> **Recorded information**:
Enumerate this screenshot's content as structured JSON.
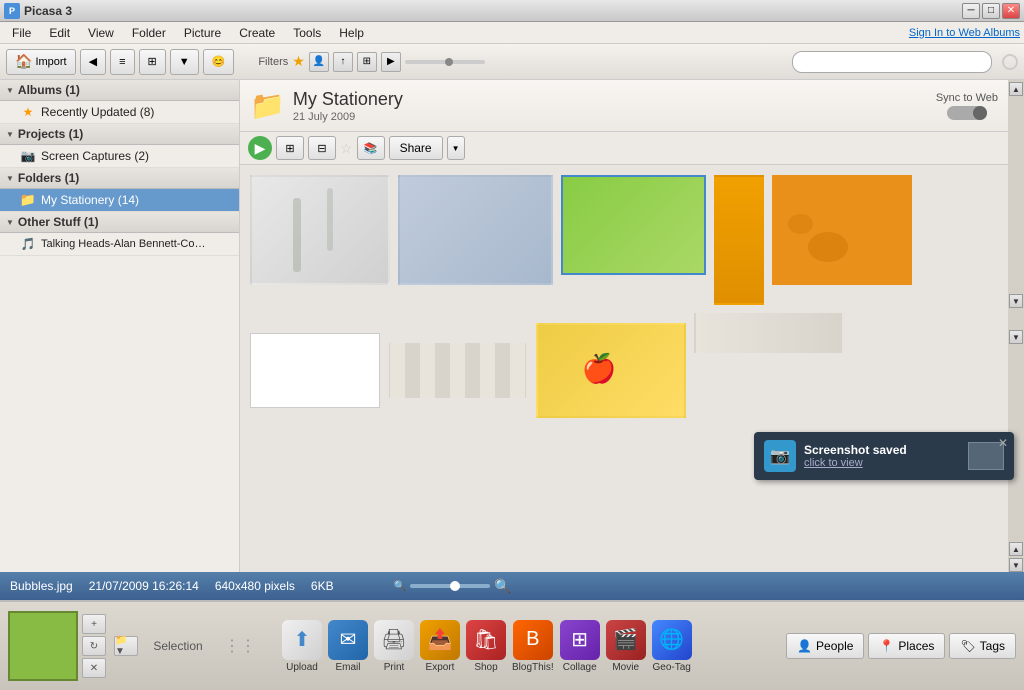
{
  "titleBar": {
    "appName": "Picasa 3",
    "icon": "P",
    "controls": {
      "minimize": "─",
      "maximize": "□",
      "close": "✕"
    }
  },
  "menuBar": {
    "items": [
      "File",
      "Edit",
      "View",
      "Folder",
      "Picture",
      "Create",
      "Tools",
      "Help"
    ],
    "signIn": "Sign In to Web Albums"
  },
  "toolbar": {
    "import": "Import",
    "filters": "Filters",
    "searchPlaceholder": ""
  },
  "sidebar": {
    "albums": {
      "label": "Albums (1)",
      "count": 1
    },
    "recentlyUpdated": {
      "label": "Recently Updated (8)",
      "count": 8
    },
    "projects": {
      "label": "Projects (1)",
      "count": 1
    },
    "screenCaptures": {
      "label": "Screen Captures (2)",
      "count": 2
    },
    "folders": {
      "label": "Folders (1)",
      "count": 1
    },
    "myStationery": {
      "label": "My Stationery (14)",
      "count": 14
    },
    "otherStuff": {
      "label": "Other Stuff (1)",
      "count": 1
    },
    "talkingHeads": {
      "label": "Talking Heads-Alan Bennett-Com...",
      "count": null
    }
  },
  "contentHeader": {
    "folderName": "My Stationery",
    "folderDate": "21 July 2009",
    "syncLabel": "Sync to Web"
  },
  "contentToolbar": {
    "shareLabel": "Share"
  },
  "statusBar": {
    "filename": "Bubbles.jpg",
    "datetime": "21/07/2009 16:26:14",
    "dimensions": "640x480 pixels",
    "filesize": "6KB"
  },
  "bottomBar": {
    "selectionLabel": "Selection",
    "buttons": {
      "upload": "Upload",
      "email": "Email",
      "print": "Print",
      "export": "Export",
      "shop": "Shop",
      "blogThis": "BlogThis!",
      "collage": "Collage",
      "movie": "Movie",
      "geoTag": "Geo-Tag"
    },
    "peopleLabel": "People",
    "placesLabel": "Places",
    "tagsLabel": "Tags"
  },
  "toast": {
    "title": "Screenshot saved",
    "subtitle": "click to view"
  }
}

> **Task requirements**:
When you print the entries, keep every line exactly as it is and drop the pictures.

> **Result for this exercise**:
Enumerate this screenshot's content as structured JSON.
{
  "titleBar": {
    "appName": "Picasa 3",
    "icon": "P",
    "controls": {
      "minimize": "─",
      "maximize": "□",
      "close": "✕"
    }
  },
  "menuBar": {
    "items": [
      "File",
      "Edit",
      "View",
      "Folder",
      "Picture",
      "Create",
      "Tools",
      "Help"
    ],
    "signIn": "Sign In to Web Albums"
  },
  "toolbar": {
    "import": "Import",
    "filters": "Filters",
    "searchPlaceholder": ""
  },
  "sidebar": {
    "albums": {
      "label": "Albums (1)",
      "count": 1
    },
    "recentlyUpdated": {
      "label": "Recently Updated (8)",
      "count": 8
    },
    "projects": {
      "label": "Projects (1)",
      "count": 1
    },
    "screenCaptures": {
      "label": "Screen Captures (2)",
      "count": 2
    },
    "folders": {
      "label": "Folders (1)",
      "count": 1
    },
    "myStationery": {
      "label": "My Stationery (14)",
      "count": 14
    },
    "otherStuff": {
      "label": "Other Stuff (1)",
      "count": 1
    },
    "talkingHeads": {
      "label": "Talking Heads-Alan Bennett-Com...",
      "count": null
    }
  },
  "contentHeader": {
    "folderName": "My Stationery",
    "folderDate": "21 July 2009",
    "syncLabel": "Sync to Web"
  },
  "contentToolbar": {
    "shareLabel": "Share"
  },
  "statusBar": {
    "filename": "Bubbles.jpg",
    "datetime": "21/07/2009 16:26:14",
    "dimensions": "640x480 pixels",
    "filesize": "6KB"
  },
  "bottomBar": {
    "selectionLabel": "Selection",
    "buttons": {
      "upload": "Upload",
      "email": "Email",
      "print": "Print",
      "export": "Export",
      "shop": "Shop",
      "blogThis": "BlogThis!",
      "collage": "Collage",
      "movie": "Movie",
      "geoTag": "Geo-Tag"
    },
    "peopleLabel": "People",
    "placesLabel": "Places",
    "tagsLabel": "Tags"
  },
  "toast": {
    "title": "Screenshot saved",
    "subtitle": "click to view"
  }
}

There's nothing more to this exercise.